|US20140103276 *||Oct 12, 2013||Apr 17, 2014||Peter Dominic Fegan||Hand Implement|
|USD618981||Oct 12, 2009||Jul 6, 2010||Allway Tools, Inc.||Tool handle|
|USD752938||Mar 14, 2014||Apr 5, 2016||Estwing Manufacturing Company, Inc.||Hammer|
|CN104875165A *||Jun 11, 2015||Sep 2, 2015||赵士立||Shock absorbing hammer|
|WO2004014615A1 *||Aug 7, 2002||Feb 19, 2004||Estwing Manufacturing Company||Striking tool with weight forward head|
|U.S. Classification||81/22, 81/20|
|International Classification||B25G1/01, B25D1/12|
|Cooperative Classification||B25D1/12, B25G1/01|
|European Classification||B25D1/12, B25G1/01|
|Dec 19, 2005||FPAY||Fee payment|
Year of fee payment: 4
|Nov 17, 2009||FPAY||Fee payment|
Year of fee payment: 8
|Jan 24, 2014||REMI||Maintenance fee reminder mailed|
|Jun 18, 2014||LAPS||Lapse for failure to pay maintenance fees|
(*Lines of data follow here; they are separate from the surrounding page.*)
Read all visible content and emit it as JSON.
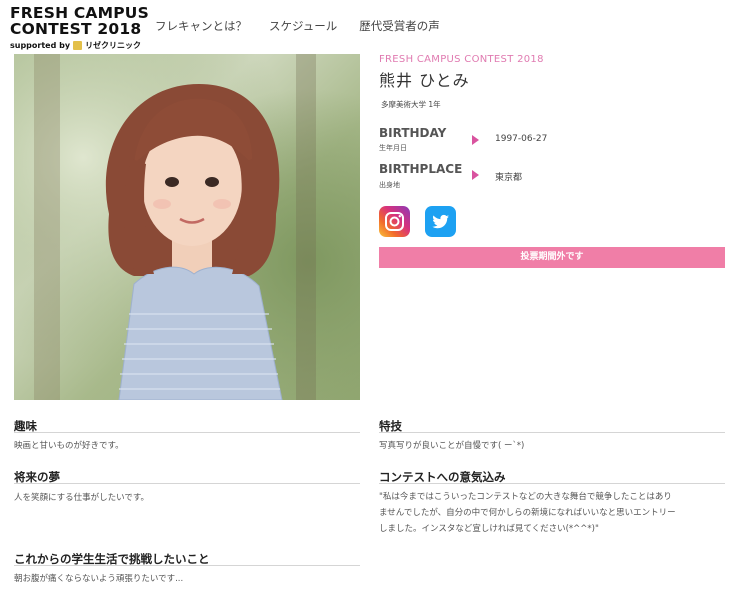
{
  "header": {
    "logo_line1": "FRESH CAMPUS",
    "logo_line2": "CONTEST 2018",
    "logo_sub": "supported by",
    "logo_sponsor": "リゼクリニック",
    "nav": [
      "フレキャンとは？",
      "スケジュール",
      "歴代受賞者の声"
    ]
  },
  "profile": {
    "contest": "FRESH CAMPUS CONTEST 2018",
    "name": "熊井 ひとみ",
    "school": "多摩美術大学 1年",
    "birthday_label": "BIRTHDAY",
    "birthday_sub": "生年月日",
    "birthday_value": "1997-06-27",
    "birthplace_label": "BIRTHPLACE",
    "birthplace_sub": "出身地",
    "birthplace_value": "東京都",
    "vote_label": "投票期間外です"
  },
  "sections": {
    "hobby_title": "趣味",
    "hobby_text": "映画と甘いものが好きです。",
    "skill_title": "特技",
    "skill_text": "写真写りが良いことが自慢です( ー`*)",
    "dream_title": "将来の夢",
    "dream_text": "人を笑顔にする仕事がしたいです。",
    "motivation_title": "コンテストへの意気込み",
    "motivation_text_1": "\"私は今まではこういったコンテストなどの大きな舞台で競争したことはあり",
    "motivation_text_2": "ませんでしたが、自分の中で何かしらの新境になればいいなと思いエントリー",
    "motivation_text_3": "しました。インスタなど宣しければ見てください(*^^*)\"",
    "challenge_title": "これからの学生生活で挑戦したいこと",
    "challenge_text": "朝お腹が痛くならないよう頑張りたいです..."
  },
  "colors": {
    "accent_pink": "#e07bb1",
    "vote_button": "#f07ea7",
    "arrow": "#d9539f",
    "twitter": "#1da1f2"
  },
  "icons": {
    "instagram": "instagram-icon",
    "twitter": "twitter-icon"
  }
}
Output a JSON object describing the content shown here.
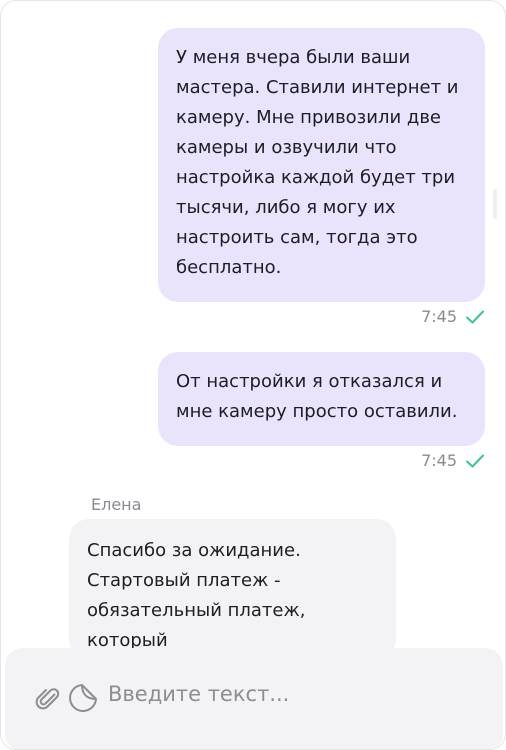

|Aug 5, 2014||FP||Expired due to failure to pay maintenance fee|
Effective date: 20140618